__EXERCISE BRIEF__: The data below is to be returned in full and exactly.

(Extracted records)

########################################

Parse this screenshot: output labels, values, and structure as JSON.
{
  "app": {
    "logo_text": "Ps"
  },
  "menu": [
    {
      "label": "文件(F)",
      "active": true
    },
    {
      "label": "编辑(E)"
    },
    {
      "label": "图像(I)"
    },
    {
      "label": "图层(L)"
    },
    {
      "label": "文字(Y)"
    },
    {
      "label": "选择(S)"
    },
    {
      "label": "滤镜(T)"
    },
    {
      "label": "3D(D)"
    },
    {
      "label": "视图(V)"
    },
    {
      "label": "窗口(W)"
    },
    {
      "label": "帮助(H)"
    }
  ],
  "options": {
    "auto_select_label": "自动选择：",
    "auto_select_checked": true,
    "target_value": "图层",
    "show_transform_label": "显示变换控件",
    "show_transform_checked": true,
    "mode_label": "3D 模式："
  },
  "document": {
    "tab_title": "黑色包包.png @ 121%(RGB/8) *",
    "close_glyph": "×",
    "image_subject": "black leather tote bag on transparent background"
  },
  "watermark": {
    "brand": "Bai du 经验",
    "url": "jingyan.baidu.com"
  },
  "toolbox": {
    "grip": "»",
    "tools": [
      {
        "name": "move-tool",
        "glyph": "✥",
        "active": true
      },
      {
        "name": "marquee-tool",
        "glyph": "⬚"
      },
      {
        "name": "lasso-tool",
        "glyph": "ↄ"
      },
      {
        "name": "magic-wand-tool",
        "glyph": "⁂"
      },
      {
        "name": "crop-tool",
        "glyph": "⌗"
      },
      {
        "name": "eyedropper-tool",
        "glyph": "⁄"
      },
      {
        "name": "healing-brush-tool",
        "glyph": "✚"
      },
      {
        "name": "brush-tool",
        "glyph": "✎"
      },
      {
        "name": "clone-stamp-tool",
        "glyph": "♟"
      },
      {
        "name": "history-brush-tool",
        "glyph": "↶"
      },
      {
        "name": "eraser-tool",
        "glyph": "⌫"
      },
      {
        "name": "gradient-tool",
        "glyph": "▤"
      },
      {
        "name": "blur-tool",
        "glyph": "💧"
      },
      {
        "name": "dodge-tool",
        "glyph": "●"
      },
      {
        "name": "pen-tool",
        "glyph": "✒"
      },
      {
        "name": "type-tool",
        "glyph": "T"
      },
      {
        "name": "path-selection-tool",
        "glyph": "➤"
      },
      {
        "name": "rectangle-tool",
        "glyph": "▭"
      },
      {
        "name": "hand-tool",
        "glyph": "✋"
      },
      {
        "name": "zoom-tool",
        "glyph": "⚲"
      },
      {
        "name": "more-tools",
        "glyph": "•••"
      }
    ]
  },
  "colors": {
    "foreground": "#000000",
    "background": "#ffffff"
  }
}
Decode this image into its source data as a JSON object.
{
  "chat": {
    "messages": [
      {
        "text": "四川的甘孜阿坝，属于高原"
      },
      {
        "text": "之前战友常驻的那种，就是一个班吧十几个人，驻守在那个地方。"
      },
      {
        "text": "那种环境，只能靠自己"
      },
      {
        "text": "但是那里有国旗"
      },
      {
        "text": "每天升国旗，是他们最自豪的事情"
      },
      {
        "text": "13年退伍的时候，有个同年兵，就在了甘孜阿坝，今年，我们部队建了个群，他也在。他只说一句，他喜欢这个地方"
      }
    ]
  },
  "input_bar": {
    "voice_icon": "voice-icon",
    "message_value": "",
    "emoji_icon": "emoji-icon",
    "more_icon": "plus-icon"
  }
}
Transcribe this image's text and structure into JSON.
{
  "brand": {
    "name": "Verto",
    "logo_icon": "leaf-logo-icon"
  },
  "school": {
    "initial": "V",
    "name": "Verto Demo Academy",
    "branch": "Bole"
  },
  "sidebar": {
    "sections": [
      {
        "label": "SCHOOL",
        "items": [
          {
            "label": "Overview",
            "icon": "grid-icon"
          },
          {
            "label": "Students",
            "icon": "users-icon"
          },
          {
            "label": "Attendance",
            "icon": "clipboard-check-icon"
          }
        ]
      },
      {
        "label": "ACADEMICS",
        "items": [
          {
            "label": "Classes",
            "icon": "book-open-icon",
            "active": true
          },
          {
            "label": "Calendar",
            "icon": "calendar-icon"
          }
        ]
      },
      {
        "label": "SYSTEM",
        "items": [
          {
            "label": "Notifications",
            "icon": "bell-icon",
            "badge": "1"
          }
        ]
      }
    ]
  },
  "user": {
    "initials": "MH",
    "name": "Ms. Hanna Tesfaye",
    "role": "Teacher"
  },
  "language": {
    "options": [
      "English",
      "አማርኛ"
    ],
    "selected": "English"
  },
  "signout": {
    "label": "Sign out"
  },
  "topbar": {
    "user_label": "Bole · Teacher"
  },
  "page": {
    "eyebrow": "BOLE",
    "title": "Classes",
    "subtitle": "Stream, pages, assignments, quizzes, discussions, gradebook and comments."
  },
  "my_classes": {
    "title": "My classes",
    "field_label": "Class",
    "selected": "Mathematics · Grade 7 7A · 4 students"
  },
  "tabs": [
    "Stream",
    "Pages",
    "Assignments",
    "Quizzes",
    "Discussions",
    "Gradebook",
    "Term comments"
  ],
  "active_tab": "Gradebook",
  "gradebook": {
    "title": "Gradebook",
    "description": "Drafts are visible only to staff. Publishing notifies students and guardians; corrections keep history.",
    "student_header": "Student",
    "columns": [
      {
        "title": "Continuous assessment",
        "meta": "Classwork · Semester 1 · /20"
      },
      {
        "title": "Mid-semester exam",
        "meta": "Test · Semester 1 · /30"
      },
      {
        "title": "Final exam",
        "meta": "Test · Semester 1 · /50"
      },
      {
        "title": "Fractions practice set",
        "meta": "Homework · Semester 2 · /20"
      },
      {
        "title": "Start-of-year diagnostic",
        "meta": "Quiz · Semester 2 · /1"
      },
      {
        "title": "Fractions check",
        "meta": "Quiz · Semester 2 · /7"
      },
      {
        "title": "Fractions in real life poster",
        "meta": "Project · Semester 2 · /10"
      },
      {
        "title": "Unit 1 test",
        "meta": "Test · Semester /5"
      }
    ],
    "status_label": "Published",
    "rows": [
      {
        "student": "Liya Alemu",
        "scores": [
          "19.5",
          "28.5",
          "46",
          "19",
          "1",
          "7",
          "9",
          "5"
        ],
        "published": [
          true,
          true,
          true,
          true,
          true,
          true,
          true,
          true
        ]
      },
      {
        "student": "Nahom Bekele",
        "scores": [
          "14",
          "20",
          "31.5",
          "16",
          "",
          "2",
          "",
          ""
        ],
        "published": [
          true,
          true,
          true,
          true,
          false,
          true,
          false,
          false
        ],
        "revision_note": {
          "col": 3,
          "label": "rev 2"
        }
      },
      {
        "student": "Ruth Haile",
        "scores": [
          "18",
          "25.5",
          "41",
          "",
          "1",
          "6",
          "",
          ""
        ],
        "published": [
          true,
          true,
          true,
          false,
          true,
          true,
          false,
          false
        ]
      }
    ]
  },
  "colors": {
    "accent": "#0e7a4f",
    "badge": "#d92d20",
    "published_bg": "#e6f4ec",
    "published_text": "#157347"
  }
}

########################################

__TASK ANSWER__:
Parse this screenshot: output labels, values, and structure as JSON.
{
  "app": {
    "logo_text": "Ps"
  },
  "menu": [
    {
      "label": "文件(F)",
      "active": true
    },
    {
      "label": "编辑(E)"
    },
    {
      "label": "图像(I)"
    },
    {
      "label": "图层(L)"
    },
    {
      "label": "文字(Y)"
    },
    {
      "label": "选择(S)"
    },
    {
      "label": "滤镜(T)"
    },
    {
      "label": "3D(D)"
    },
    {
      "label": "视图(V)"
    },
    {
      "label": "窗口(W)"
    },
    {
      "label": "帮助(H)"
    }
  ],
  "options": {
    "auto_select_label": "自动选择：",
    "auto_select_checked": true,
    "target_value": "图层",
    "show_transform_label": "显示变换控件",
    "show_transform_checked": true,
    "mode_label": "3D 模式："
  },
  "document": {
    "tab_title": "黑色包包.png @ 121%(RGB/8) *",
    "close_glyph": "×",
    "image_subject": "black leather tote bag on transparent background"
  },
  "watermark": {
    "brand": "Bai du 经验",
    "url": "jingyan.baidu.com"
  },
  "toolbox": {
    "grip": "»",
    "tools": [
      {
        "name": "move-tool",
        "glyph": "✥",
        "active": true
      },
      {
        "name": "marquee-tool",
        "glyph": "⬚"
      },
      {
        "name": "lasso-tool",
        "glyph": "ↄ"
      },
      {
        "name": "magic-wand-tool",
        "glyph": "⁂"
      },
      {
        "name": "crop-tool",
        "glyph": "⌗"
      },
      {
        "name": "eyedropper-tool",
        "glyph": "⁄"
      },
      {
        "name": "healing-brush-tool",
        "glyph": "✚"
      },
      {
        "name": "brush-tool",
        "glyph": "✎"
      },
      {
        "name": "clone-stamp-tool",
        "glyph": "♟"
      },
      {
        "name": "history-brush-tool",
        "glyph": "↶"
      },
      {
        "name": "eraser-tool",
        "glyph": "⌫"
      },
      {
        "name": "gradient-tool",
        "glyph": "▤"
      },
      {
        "name": "blur-tool",
        "glyph": "💧"
      },
      {
        "name": "dodge-tool",
        "glyph": "●"
      },
      {
        "name": "pen-tool",
        "glyph": "✒"
      },
      {
        "name": "type-tool",
        "glyph": "T"
      },
      {
        "name": "path-selection-tool",
        "glyph": "➤"
      },
      {
        "name": "rectangle-tool",
        "glyph": "▭"
      },
      {
        "name": "hand-tool",
        "glyph": "✋"
      },
      {
        "name": "zoom-tool",
        "glyph": "⚲"
      },
      {
        "name": "more-tools",
        "glyph": "•••"
      }
    ]
  },
  "colors": {
    "foreground": "#000000",
    "background": "#ffffff"
  }
}
Decode this image into its source data as a JSON object.
{
  "chat": {
    "messages": [
      {
        "text": "四川的甘孜阿坝，属于高原"
      },
      {
        "text": "之前战友常驻的那种，就是一个班吧十几个人，驻守在那个地方。"
      },
      {
        "text": "那种环境，只能靠自己"
      },
      {
        "text": "但是那里有国旗"
      },
      {
        "text": "每天升国旗，是他们最自豪的事情"
      },
      {
        "text": "13年退伍的时候，有个同年兵，就在了甘孜阿坝，今年，我们部队建了个群，他也在。他只说一句，他喜欢这个地方"
      }
    ]
  },
  "input_bar": {
    "voice_icon": "voice-icon",
    "message_value": "",
    "emoji_icon": "emoji-icon",
    "more_icon": "plus-icon"
  }
}
Transcribe this image's text and structure into JSON.
{
  "brand": {
    "name": "Verto",
    "logo_icon": "leaf-logo-icon"
  },
  "school": {
    "initial": "V",
    "name": "Verto Demo Academy",
    "branch": "Bole"
  },
  "sidebar": {
    "sections": [
      {
        "label": "SCHOOL",
        "items": [
          {
            "label": "Overview",
            "icon": "grid-icon"
          },
          {
            "label": "Students",
            "icon": "users-icon"
          },
          {
            "label": "Attendance",
            "icon": "clipboard-check-icon"
          }
        ]
      },
      {
        "label": "ACADEMICS",
        "items": [
          {
            "label": "Classes",
            "icon": "book-open-icon",
            "active": true
          },
          {
            "label": "Calendar",
            "icon": "calendar-icon"
          }
        ]
      },
      {
        "label": "SYSTEM",
        "items": [
          {
            "label": "Notifications",
            "icon": "bell-icon",
            "badge": "1"
          }
        ]
      }
    ]
  },
  "user": {
    "initials": "MH",
    "name": "Ms. Hanna Tesfaye",
    "role": "Teacher"
  },
  "language": {
    "options": [
      "English",
      "አማርኛ"
    ],
    "selected": "English"
  },
  "signout": {
    "label": "Sign out"
  },
  "topbar": {
    "user_label": "Bole · Teacher"
  },
  "page": {
    "eyebrow": "BOLE",
    "title": "Classes",
    "subtitle": "Stream, pages, assignments, quizzes, discussions, gradebook and comments."
  },
  "my_classes": {
    "title": "My classes",
    "field_label": "Class",
    "selected": "Mathematics · Grade 7 7A · 4 students"
  },
  "tabs": [
    "Stream",
    "Pages",
    "Assignments",
    "Quizzes",
    "Discussions",
    "Gradebook",
    "Term comments"
  ],
  "active_tab": "Gradebook",
  "gradebook": {
    "title": "Gradebook",
    "description": "Drafts are visible only to staff. Publishing notifies students and guardians; corrections keep history.",
    "student_header": "Student",
    "columns": [
      {
        "title": "Continuous assessment",
        "meta": "Classwork · Semester 1 · /20"
      },
      {
        "title": "Mid-semester exam",
        "meta": "Test · Semester 1 · /30"
      },
      {
        "title": "Final exam",
        "meta": "Test · Semester 1 · /50"
      },
      {
        "title": "Fractions practice set",
        "meta": "Homework · Semester 2 · /20"
      },
      {
        "title": "Start-of-year diagnostic",
        "meta": "Quiz · Semester 2 · /1"
      },
      {
        "title": "Fractions check",
        "meta": "Quiz · Semester 2 · /7"
      },
      {
        "title": "Fractions in real life poster",
        "meta": "Project · Semester 2 · /10"
      },
      {
        "title": "Unit 1 test",
        "meta": "Test · Semester /5"
      }
    ],
    "status_label": "Published",
    "rows": [
      {
        "student": "Liya Alemu",
        "scores": [
          "19.5",
          "28.5",
          "46",
          "19",
          "1",
          "7",
          "9",
          "5"
        ],
        "published": [
          true,
          true,
          true,
          true,
          true,
          true,
          true,
          true
        ]
      },
      {
        "student": "Nahom Bekele",
        "scores": [
          "14",
          "20",
          "31.5",
          "16",
          "",
          "2",
          "",
          ""
        ],
        "published": [
          true,
          true,
          true,
          true,
          false,
          true,
          false,
          false
        ],
        "revision_note": {
          "col": 3,
          "label": "rev 2"
        }
      },
      {
        "student": "Ruth Haile",
        "scores": [
          "18",
          "25.5",
          "41",
          "",
          "1",
          "6",
          "",
          ""
        ],
        "published": [
          true,
          true,
          true,
          false,
          true,
          true,
          false,
          false
        ]
      }
    ]
  },
  "colors": {
    "accent": "#0e7a4f",
    "badge": "#d92d20",
    "published_bg": "#e6f4ec",
    "published_text": "#157347"
  }
}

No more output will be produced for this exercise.